    The defendants next contend that the trial court erred in permitting Mary Beachel's opinion testimony. The trial court allowed Beachel to testify as to why she had been grinding her teeth (which resulted in injury) and also to describe what a myelogram is. The defendants argue that Beachel was not qualified to express opinions on these matters. Iowa Rule of Evidence 701 states that:

    If the witness is not testifying as an expert, his testimony in the form of opinions or inferences is limited to those opinions or inferences which are (a) rationally based on the perception of the witness and (b) helpful to a clear understanding of his testimony or the determination of a fact in issue.

    Since Beachel's answers to the questions posed were limited by the trial court to a layperson's description based on her own experience, observations, and perceptions, and the answers would be helpful to an understanding of her testimony, we see no reason to disturb the trial court's ruling.


    The defendants' final argument is that the trial court erred in failing to submit a special verdict form incorporating the defense of sudden emergency.

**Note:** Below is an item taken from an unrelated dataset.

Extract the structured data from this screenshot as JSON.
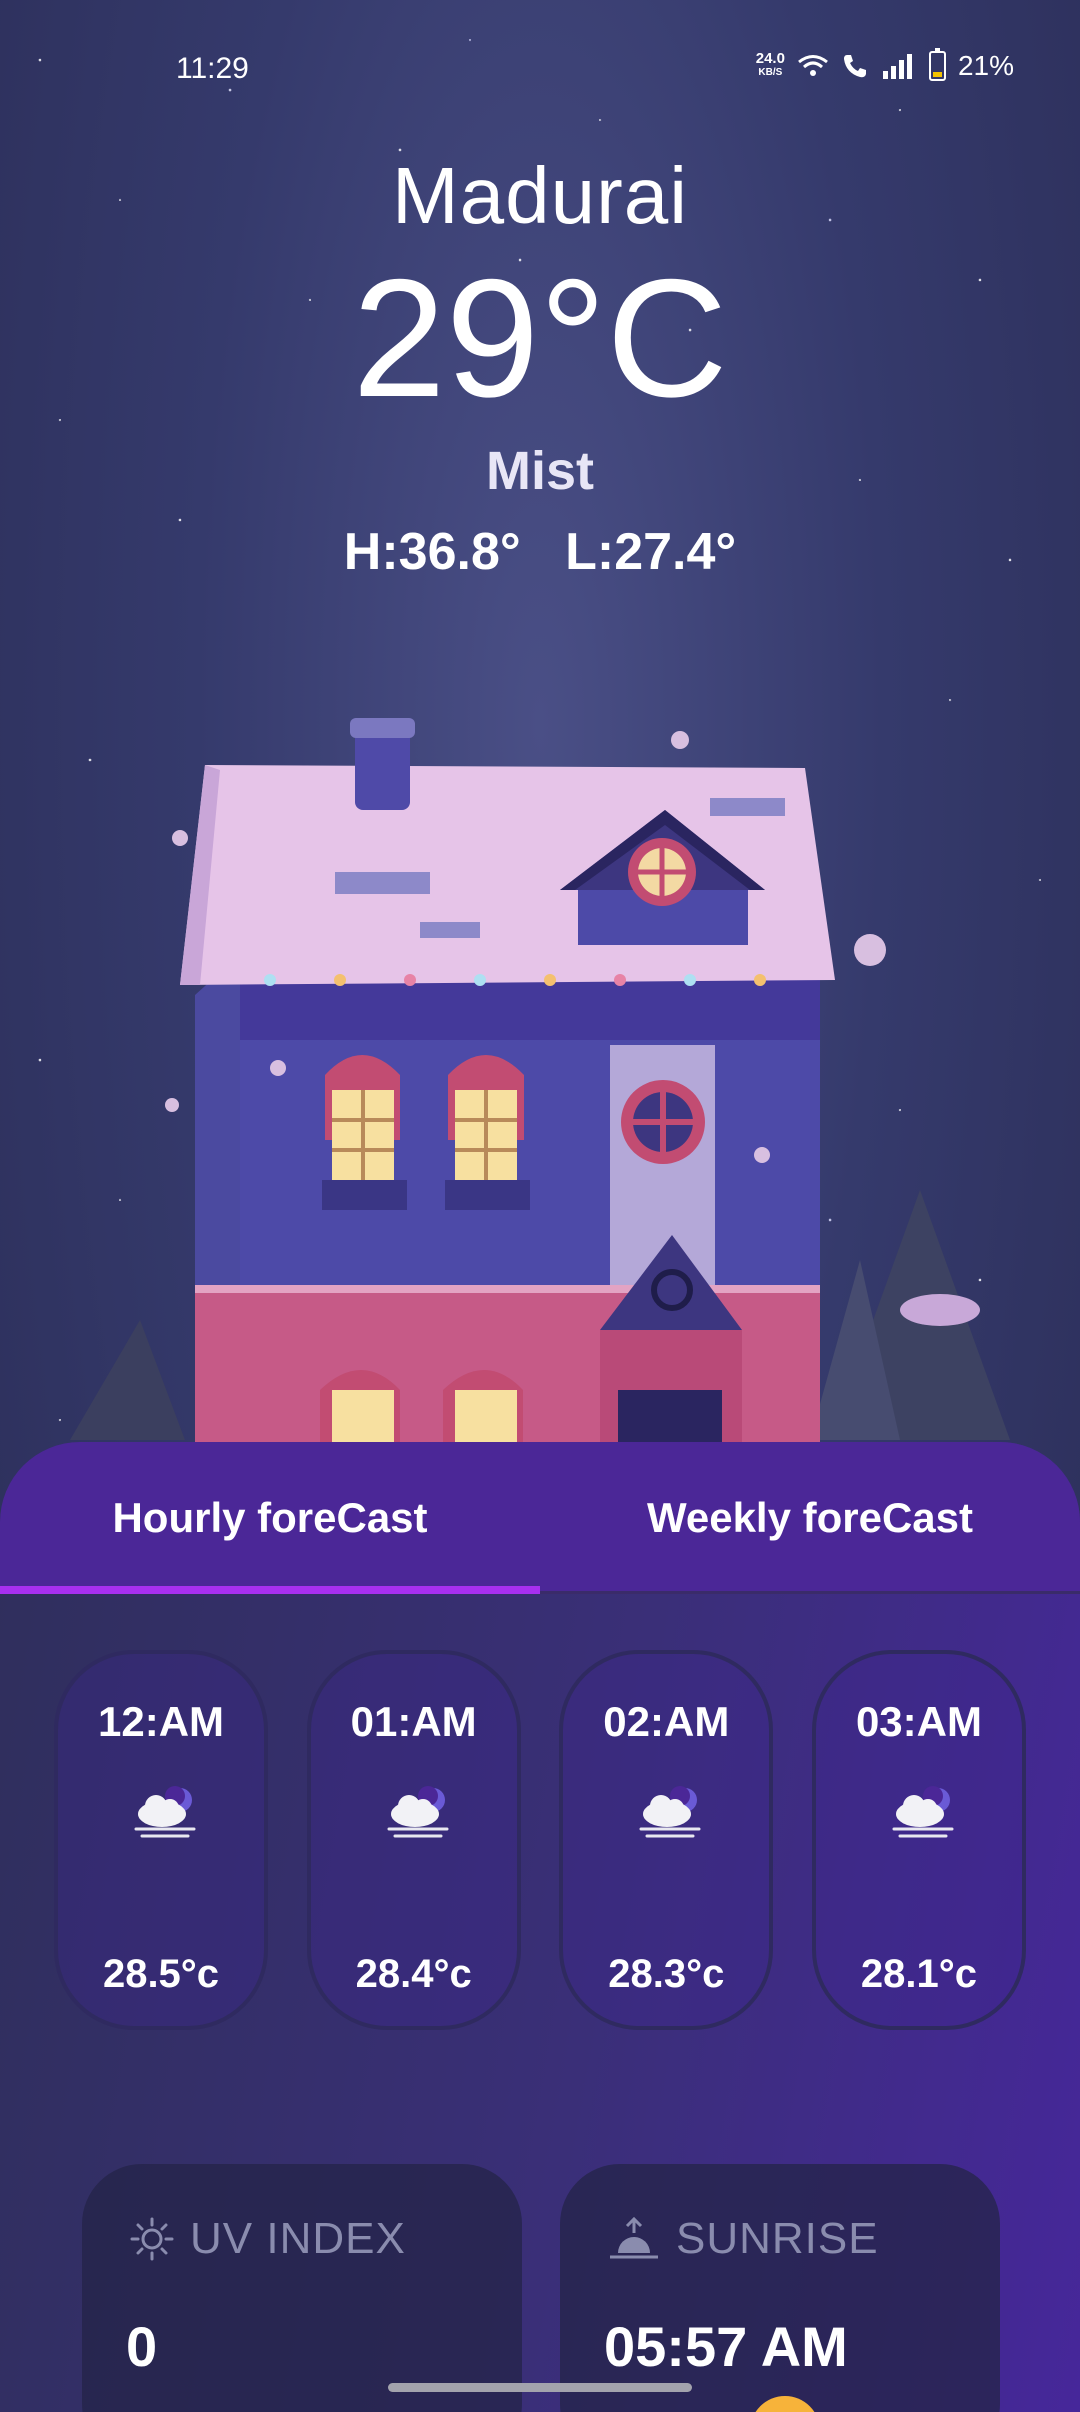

The defendants admit that the trial court instructed the jury on the affirmative defense of sudden emergency. They contend, however, that by failing to submit a special verdict form on which the jury could make such a finding, the court's instruction was nullified. Iowa Rule of Civil Procedure 205 states that "[t]he court may require that the verdict consist wholly of special written findings on each issue of fact." This rule is permissive and not mandatory. The trial court has discretion regarding the form and content of instructions. Carter v. Wiese, 360 N.W.2d 122, 131 (Iowa App. 1984). We find no abuse of the trial *488 court's discretion in its decision to not submit a special verdict form along with the jury instruction on the defense of sudden emergency.